Share This Page

Inexpensive, distinctive bling proliferates on new car models

| Tuesday, Jan. 15, 2013, 8:06 p.m.

DETROIT — Headlights, grilles and other doodads are stepping up and popping out on cars.

Car bling is proliferating, from daytime running lights that go up the hood of the new Cadillac ATS, to a wide, bold grille on the Ford Fusion, to engraving within the lamps of the new Corvette and Ford Transit.

It is inexpensive but distinctive, providing automotive eye candy that can even boost gas mileage or improve safety. Bling isn't new, but advancements in technology and design are allowing automakers to do more of it and move it from luxury cars into the mainstream.

“You've got form and function with the beauty,” says IHS Automotive analyst Rebecca Lindland.

The adornments are on display at the North American International Auto Show in Detroit, which opens to the public Jan. 19:

Mom never advised looking into lights, but peering into the lamps of certain vehicles offers some aesthetic rewards: Tiny engravings are appearing inside, like figures inside a snow globe.

Headlights in the splashy new Corvette feature the brand's crossed-flag logo, and the utilitarian Ford Transit offers Ford's Blue Oval logo contained in a seven-sided shape.

Likewise, the new Jeep Grand Cherokee features a vintage miniature Jeep silhouette and the phrase, “Since 1941,” referring to the year Jeeps began rolling out.

IHS Automotive's Lindland says it's intriguing that designers are “laying this kind of jewelry in just that small spot” — in the process attracting buyers and providing recognition on the road.

Distinctive lights abound, but a prime example graces the front of the new Cadillac ATS, a sport sedan.

The car's daytime running lights go up the top of the fender along the hood line. They help contribute to an overall design that is angular and edgy.

Those lights are helping Cadillac set itself apart from competitors, says Consumer Reports lead car tester Jake Fisher.

Osram Automotive supplies lighting components for the ATS and other Cadillacs. David Hulick, the company's global marketing director of solid state lighting, says the ATS benefits from hidden LEDs, or light-emitting diodes, which offer an “intense, white appearance” that can't be duplicated with traditional bulbs.

Hulick says getting more out of illumination was the impetus behind the first automotive use of LEDs in exterior lighting: a mid-1990s Ford Thunderbird.
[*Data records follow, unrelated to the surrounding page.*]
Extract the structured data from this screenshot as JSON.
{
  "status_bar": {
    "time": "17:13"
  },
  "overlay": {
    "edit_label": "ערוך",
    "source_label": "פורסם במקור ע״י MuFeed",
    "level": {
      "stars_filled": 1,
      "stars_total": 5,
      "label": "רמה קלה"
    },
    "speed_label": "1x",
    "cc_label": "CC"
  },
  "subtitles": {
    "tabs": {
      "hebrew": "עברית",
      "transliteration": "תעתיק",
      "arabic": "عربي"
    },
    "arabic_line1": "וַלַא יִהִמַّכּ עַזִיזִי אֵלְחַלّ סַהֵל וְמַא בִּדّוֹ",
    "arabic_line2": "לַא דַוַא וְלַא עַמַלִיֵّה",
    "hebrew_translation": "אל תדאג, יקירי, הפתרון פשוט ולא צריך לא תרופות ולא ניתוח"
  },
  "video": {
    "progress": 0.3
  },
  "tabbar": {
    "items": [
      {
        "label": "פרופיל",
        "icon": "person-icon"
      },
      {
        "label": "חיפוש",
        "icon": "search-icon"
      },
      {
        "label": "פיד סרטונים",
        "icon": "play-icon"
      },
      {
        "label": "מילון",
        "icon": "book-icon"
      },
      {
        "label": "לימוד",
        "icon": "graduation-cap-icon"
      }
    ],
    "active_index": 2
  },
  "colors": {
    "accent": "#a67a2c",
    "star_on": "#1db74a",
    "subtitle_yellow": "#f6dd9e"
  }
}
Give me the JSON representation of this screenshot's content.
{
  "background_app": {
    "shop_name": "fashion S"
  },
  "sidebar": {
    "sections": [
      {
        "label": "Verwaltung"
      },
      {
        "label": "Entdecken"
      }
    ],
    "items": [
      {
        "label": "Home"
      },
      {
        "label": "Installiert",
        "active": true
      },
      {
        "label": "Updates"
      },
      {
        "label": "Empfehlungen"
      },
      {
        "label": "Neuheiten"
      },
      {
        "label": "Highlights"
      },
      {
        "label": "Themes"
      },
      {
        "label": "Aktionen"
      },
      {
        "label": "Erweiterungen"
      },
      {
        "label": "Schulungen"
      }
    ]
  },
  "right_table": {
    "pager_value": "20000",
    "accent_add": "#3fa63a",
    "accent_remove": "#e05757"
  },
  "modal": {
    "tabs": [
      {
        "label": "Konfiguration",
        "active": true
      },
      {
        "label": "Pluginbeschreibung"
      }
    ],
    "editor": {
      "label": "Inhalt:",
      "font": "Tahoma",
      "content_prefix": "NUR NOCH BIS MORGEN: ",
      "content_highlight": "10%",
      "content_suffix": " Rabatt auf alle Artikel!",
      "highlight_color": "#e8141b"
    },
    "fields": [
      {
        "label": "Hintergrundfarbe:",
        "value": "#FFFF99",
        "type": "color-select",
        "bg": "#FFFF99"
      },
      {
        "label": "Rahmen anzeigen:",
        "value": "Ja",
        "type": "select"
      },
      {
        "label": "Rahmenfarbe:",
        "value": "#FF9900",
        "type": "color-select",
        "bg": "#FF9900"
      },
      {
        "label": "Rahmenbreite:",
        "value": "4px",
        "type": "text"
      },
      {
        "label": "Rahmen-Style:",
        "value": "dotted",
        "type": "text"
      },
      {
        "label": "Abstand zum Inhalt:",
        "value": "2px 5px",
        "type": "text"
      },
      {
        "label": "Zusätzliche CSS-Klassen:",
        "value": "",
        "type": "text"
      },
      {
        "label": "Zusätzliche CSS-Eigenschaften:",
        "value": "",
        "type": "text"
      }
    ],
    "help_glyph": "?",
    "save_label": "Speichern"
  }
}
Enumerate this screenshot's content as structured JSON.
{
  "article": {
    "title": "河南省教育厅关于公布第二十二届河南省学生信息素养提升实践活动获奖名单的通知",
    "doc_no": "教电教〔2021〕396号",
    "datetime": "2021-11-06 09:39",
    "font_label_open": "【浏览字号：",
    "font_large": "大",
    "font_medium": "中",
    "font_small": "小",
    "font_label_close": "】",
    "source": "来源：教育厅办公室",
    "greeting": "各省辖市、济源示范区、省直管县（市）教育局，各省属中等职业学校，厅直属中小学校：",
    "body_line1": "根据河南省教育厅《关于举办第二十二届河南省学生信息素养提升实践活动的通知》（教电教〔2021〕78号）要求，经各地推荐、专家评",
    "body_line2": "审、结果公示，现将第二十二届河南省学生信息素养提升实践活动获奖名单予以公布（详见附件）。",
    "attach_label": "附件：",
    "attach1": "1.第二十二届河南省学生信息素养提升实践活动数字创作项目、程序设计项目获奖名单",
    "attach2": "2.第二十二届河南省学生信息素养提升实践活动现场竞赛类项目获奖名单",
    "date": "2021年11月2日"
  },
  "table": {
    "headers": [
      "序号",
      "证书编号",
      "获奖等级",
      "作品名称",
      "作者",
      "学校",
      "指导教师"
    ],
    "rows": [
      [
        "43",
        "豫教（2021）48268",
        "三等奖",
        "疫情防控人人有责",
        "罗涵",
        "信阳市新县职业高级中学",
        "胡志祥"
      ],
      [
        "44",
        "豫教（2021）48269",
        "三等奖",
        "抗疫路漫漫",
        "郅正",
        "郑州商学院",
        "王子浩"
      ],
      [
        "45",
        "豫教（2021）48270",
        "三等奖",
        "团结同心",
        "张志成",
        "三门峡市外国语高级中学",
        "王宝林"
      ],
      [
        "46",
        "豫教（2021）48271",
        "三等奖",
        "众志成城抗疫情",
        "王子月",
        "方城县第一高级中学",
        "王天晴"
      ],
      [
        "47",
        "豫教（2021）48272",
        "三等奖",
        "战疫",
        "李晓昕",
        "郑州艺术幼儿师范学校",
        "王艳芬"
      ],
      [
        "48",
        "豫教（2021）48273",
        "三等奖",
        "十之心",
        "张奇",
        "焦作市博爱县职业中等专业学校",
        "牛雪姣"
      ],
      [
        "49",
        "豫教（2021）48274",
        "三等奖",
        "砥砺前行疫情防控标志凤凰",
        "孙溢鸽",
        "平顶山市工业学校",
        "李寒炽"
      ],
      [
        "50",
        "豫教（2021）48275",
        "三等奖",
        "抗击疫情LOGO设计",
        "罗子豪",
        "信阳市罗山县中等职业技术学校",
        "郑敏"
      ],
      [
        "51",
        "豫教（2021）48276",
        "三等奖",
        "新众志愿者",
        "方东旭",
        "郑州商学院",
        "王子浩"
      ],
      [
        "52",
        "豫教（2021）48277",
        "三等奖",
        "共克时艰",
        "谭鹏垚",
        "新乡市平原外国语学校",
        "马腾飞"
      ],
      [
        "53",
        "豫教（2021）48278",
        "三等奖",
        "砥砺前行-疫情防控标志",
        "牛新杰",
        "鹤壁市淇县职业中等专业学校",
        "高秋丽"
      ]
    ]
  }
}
He says that model used “super-red LEDs with a neon look” — something that also “couldn't be achieved with traditional technology.”

TribLIVE commenting policy

You are solely responsible for your comments and by using TribLive.com you agree to our Terms of Service.

We moderate comments. Our goal is to provide substantive commentary for a general readership. By screening submissions, we provide a space where readers can share intelligent and informed commentary that enhances the quality of our news and information.

While most comments will be posted if they are on-topic and not abusive, moderating decisions are subjective. We will make them as carefully and consistently as we can. Because of the volume of reader comments, we cannot review individual moderation decisions with readers.

We value thoughtful comments representing a range of views that make their point quickly and politely. We make an effort to protect discussions from repeated comments either by the same reader or different readers

We follow the same standards for taste as the daily newspaper. A few things we won't tolerate: personal attacks, obscenity, vulgarity, profanity (including expletives and letters followed by dashes), commercial promotion, impersonations, incoherence, proselytizing and SHOUTING. Don't include URLs to Web sites.

We do not edit comments. They are either approved or deleted. We reserve the right to edit a comment that is quoted or excerpted in an article. In this case, we may fix spelling and punctuation.

We welcome strong opinions and criticism of our work, but we don't want comments to become bogged down with discussions of our policies and we will moderate accordingly.

We appreciate it when readers and people quoted in articles or blog posts point out errors of fact or emphasis and will investigate all assertions. But these suggestions should be sent via e-mail. To avoid distracting other readers, we won't publish comments that suggest a correction. Instead, corrections will be made in a blog post or in an article.